The posts were removed for featuring breasts and a fundraising link, but after the couple appealed the decision, the oversight board looked at the case and said the removal was made in error.

The case led the oversight board to the same conclusion that “Free the Nipple” advocates have been saying for years: the policy doesn’t make sense and doesn’t work in practice.

“The restrictions and exceptions to the rules on female nipples are extensive and confusing, particularly as they apply to transgender and non-binary people. Exceptions to the policy range from protests, to scenes of childbirth, and medical and health contexts, including top surgery and breast cancer awareness,” the release reads, adding that the “convoluted and poorly defined” exceptions make the policy “unworkable in practice.”

“Here, the Board finds that Meta’s policies on adult nudity result in greater barriers to expression for women, trans, and gender non-binary people on its platforms. For example, they have a severe impact in contexts where women may traditionally go bare-chested, and people who identify as LGBTQI+ can be disproportionately affected, as these cases show,” the release states.

The full recommendation asks Meta to perform a “comprehensive human rights impact assessment” and create a plan to address harms identified before defining a “clear, objective, rights-respecting criteria to govern its Adult Nudity and Sexual Activity Community Standard, so that all people are treated in a manner consistent with international human rights standards, without discrimination on the basis of sex or gender.”

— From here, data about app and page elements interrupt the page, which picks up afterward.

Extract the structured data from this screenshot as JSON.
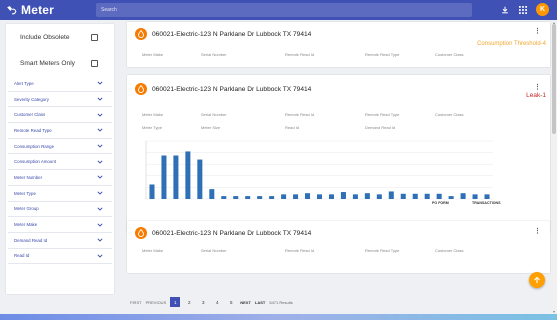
{
  "app": {
    "title": "Meter"
  },
  "search": {
    "placeholder": "Search"
  },
  "header": {
    "avatar_letter": "K"
  },
  "sidebar": {
    "checkboxes": [
      {
        "label": "Include Obsolete",
        "checked": false
      },
      {
        "label": "Smart Meters Only",
        "checked": false
      }
    ],
    "filters": [
      "Alert Type",
      "Severity Category",
      "Customer Class",
      "Remote Read Type",
      "Consumption Range",
      "Consumption Amount",
      "Meter Number",
      "Meter Type",
      "Meter Group",
      "Meter Make",
      "Demand Read Id",
      "Read Id"
    ]
  },
  "cards": [
    {
      "title": "060021-Electric-123 N Parklane Dr Lubbock TX 79414",
      "status": "Consumption Threshold-4",
      "status_color": "#f0a830",
      "fields_row1": [
        "Meter Make",
        "Serial Number",
        "Remote Read Id",
        "Remote Read Type",
        "Customer Class"
      ]
    },
    {
      "title": "060021-Electric-123 N Parklane Dr Lubbock TX 79414",
      "status": "Leak-1",
      "status_color": "#c62828",
      "fields_row1": [
        "Meter Make",
        "Serial Number",
        "Remote Read Id",
        "Remote Read Type",
        "Customer Class"
      ],
      "fields_row2": [
        "Meter Type",
        "Meter Size",
        "Read Id",
        "Demand Read Id"
      ],
      "chart_links": [
        "PO FORM",
        "TRANSACTIONS"
      ]
    },
    {
      "title": "060021-Electric-123 N Parklane Dr Lubbock TX 79414",
      "fields_row1": [
        "Meter Make",
        "Serial Number",
        "Remote Read Id",
        "Remote Read Type",
        "Customer Class"
      ]
    }
  ],
  "chart_data": {
    "type": "bar",
    "title": "",
    "xlabel": "",
    "ylabel": "",
    "color": "#2f6fb5",
    "ylim": [
      0,
      10
    ],
    "grid": true,
    "values": [
      2.5,
      7.5,
      7.5,
      8.2,
      6.8,
      1.7,
      0.5,
      0.5,
      0.5,
      0.5,
      0.5,
      0.8,
      0.8,
      1.0,
      0.8,
      0.8,
      1.2,
      0.8,
      1.0,
      0.8,
      1.3,
      0.9,
      0.9,
      0.9,
      0.9,
      0.5,
      1.0,
      0.8,
      0.8
    ]
  },
  "pagination": {
    "first": "FIRST",
    "previous": "PREVIOUS",
    "pages": [
      "1",
      "2",
      "3",
      "4",
      "5"
    ],
    "active": "1",
    "next": "NEXT",
    "last": "LAST",
    "results": "5471 Results"
  },
  "colors": {
    "primary": "#3f51b5",
    "accent": "#ffa000",
    "drop": "#f57c00"
  }
}
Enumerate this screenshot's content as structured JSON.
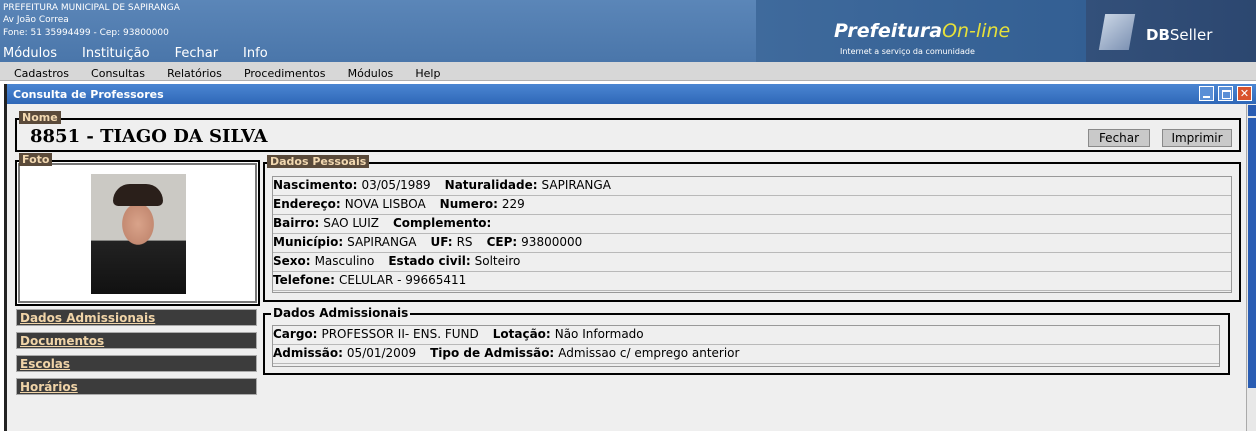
{
  "header": {
    "org": "PREFEITURA MUNICIPAL DE SAPIRANGA",
    "address": "Av João Correa",
    "contact": "Fone: 51 35994499  -  Cep: 93800000",
    "menu": [
      "Módulos",
      "Instituição",
      "Fechar",
      "Info"
    ],
    "brand_main": "Prefeitura",
    "brand_on": "On-line",
    "brand_tagline": "Internet a serviço da comunidade",
    "company_a": "DB",
    "company_b": "Seller"
  },
  "menubar": [
    "Cadastros",
    "Consultas",
    "Relatórios",
    "Procedimentos",
    "Módulos",
    "Help"
  ],
  "window": {
    "title": "Consulta de Professores",
    "close_glyph": "✕"
  },
  "nome": {
    "legend": "Nome",
    "value": "8851  -  TIAGO DA SILVA",
    "btn_close": "Fechar",
    "btn_print": "Imprimir"
  },
  "foto": {
    "legend": "Foto"
  },
  "side_links": [
    "Dados Admissionais",
    "Documentos",
    "Escolas",
    "Horários"
  ],
  "pessoais": {
    "legend": "Dados Pessoais",
    "rows": [
      [
        [
          "Nascimento:",
          "03/05/1989"
        ],
        [
          "Naturalidade:",
          "SAPIRANGA"
        ]
      ],
      [
        [
          "Endereço:",
          "NOVA LISBOA"
        ],
        [
          "Numero:",
          "229"
        ]
      ],
      [
        [
          "Bairro:",
          "SAO LUIZ"
        ],
        [
          "Complemento:",
          ""
        ]
      ],
      [
        [
          "Município:",
          "SAPIRANGA"
        ],
        [
          "UF:",
          "RS"
        ],
        [
          "CEP:",
          "93800000"
        ]
      ],
      [
        [
          "Sexo:",
          "Masculino"
        ],
        [
          "Estado civil:",
          "Solteiro"
        ]
      ],
      [
        [
          "Telefone:",
          "CELULAR - 99665411"
        ]
      ]
    ]
  },
  "admissionais": {
    "legend": "Dados Admissionais",
    "rows": [
      [
        [
          "Cargo:",
          "PROFESSOR II- ENS. FUND"
        ],
        [
          "Lotação:",
          "Não Informado"
        ]
      ],
      [
        [
          "Admissão:",
          "05/01/2009"
        ],
        [
          "Tipo de Admissão:",
          "Admissao c/ emprego anterior"
        ]
      ]
    ]
  }
}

Further, the criteria for removal under the community standard should offer more detail, and moderator guidance reflecting new standards should be updated.

It’s Meta’s move now.